Over 200 years ago, George Washington said, “The willingness with which our young people are likely to serve shall be directly proportional to how they perceive veterans were treated and appreciated by their nation.” His words still ring true today.

Nationally, the number of veterans receiving unemployment benefits has more than doubled since 2002, to nearly 90,000 in 2012.

U.S. Senator Sherrod Brown, D-Ohio is a member of the Senate Veterans Affairs Committee. He is co-sponsoring a bill “The Troop Talent Act of 2013” (H.R. 1796), which was introduced by Rep. Tammy Duckworth, D-IL.

H.R. 1796 would speak volumes, expressing our nation’s appreciation for those who serve. The bill would make transitioning from the military to a civilian career easier by providing information during active duty service in regards to credentials and licenses that match specialty training. It would help them obtain civilian licenses and certifications from training and experience received in the military. The bill would also expand a Defense Department credentialing program that matches the skills of service members to civilian fields, such as aircraft and automotive mechanics, health care, supply and logistics, and trucking.
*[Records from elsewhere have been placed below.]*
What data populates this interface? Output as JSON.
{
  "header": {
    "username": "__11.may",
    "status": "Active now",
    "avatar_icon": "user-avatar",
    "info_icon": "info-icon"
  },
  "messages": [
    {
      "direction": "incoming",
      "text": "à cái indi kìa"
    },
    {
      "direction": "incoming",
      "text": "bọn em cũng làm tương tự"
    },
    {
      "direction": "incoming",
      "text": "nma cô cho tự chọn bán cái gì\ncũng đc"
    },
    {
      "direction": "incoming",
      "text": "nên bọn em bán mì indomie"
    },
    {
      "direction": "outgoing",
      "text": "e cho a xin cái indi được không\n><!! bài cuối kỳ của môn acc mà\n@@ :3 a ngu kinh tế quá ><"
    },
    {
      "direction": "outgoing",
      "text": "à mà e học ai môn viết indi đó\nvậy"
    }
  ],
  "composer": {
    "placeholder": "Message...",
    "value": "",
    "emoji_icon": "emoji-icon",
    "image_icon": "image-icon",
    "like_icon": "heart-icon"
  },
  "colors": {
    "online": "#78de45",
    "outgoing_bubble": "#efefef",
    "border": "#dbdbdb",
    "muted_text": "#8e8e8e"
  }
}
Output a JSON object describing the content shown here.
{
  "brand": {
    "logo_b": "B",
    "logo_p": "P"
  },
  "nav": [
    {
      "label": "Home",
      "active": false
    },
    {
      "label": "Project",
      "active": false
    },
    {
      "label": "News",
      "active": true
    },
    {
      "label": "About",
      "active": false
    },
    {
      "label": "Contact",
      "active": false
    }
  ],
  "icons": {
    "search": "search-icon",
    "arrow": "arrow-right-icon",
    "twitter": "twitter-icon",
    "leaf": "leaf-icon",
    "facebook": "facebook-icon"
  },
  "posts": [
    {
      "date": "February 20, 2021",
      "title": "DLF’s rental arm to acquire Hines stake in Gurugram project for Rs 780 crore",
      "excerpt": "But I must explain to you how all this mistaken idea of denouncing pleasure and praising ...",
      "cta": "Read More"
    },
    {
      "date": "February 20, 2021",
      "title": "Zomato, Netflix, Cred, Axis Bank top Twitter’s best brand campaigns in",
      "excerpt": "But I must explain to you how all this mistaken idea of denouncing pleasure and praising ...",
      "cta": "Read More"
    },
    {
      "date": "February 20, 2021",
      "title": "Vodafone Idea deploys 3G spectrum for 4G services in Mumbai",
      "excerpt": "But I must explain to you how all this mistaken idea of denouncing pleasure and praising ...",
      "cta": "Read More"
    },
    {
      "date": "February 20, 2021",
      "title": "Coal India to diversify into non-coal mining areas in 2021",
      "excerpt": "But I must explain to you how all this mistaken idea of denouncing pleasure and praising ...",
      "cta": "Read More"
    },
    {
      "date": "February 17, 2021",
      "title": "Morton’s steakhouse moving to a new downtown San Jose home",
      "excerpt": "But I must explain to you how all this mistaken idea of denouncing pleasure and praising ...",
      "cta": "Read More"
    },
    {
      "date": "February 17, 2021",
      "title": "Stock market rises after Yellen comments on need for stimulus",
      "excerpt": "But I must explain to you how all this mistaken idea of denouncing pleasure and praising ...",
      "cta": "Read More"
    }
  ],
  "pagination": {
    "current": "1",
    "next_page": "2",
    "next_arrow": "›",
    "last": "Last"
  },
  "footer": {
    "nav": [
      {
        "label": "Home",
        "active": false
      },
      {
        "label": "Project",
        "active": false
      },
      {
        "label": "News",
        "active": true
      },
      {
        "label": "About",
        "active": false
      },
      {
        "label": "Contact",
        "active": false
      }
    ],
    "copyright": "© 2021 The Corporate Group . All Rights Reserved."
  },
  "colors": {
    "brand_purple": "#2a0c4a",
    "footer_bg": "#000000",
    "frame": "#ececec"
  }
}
The American Legion showed strong support for H.R. 1796, and has been urging federal and state lawmakers, as well as industry leaders, to streamline the military-to-civilian licensing and certification process.

The Troop Talent Act would also reauthorize the Professional Certification and Licensure Advisory Committee, which was terminated in 2006. This committee’s experts would once again assist the Department of Veterans Affairs in assessing its certification and licensing programs.

Over the past year, countless leaders in the public sector have called on the business community to do more for America’s heroes. But our veterans need the government and the private sector to meet them halfway. Creative thinking and cooperation between the public, private and nonprofit sectors can go a long way.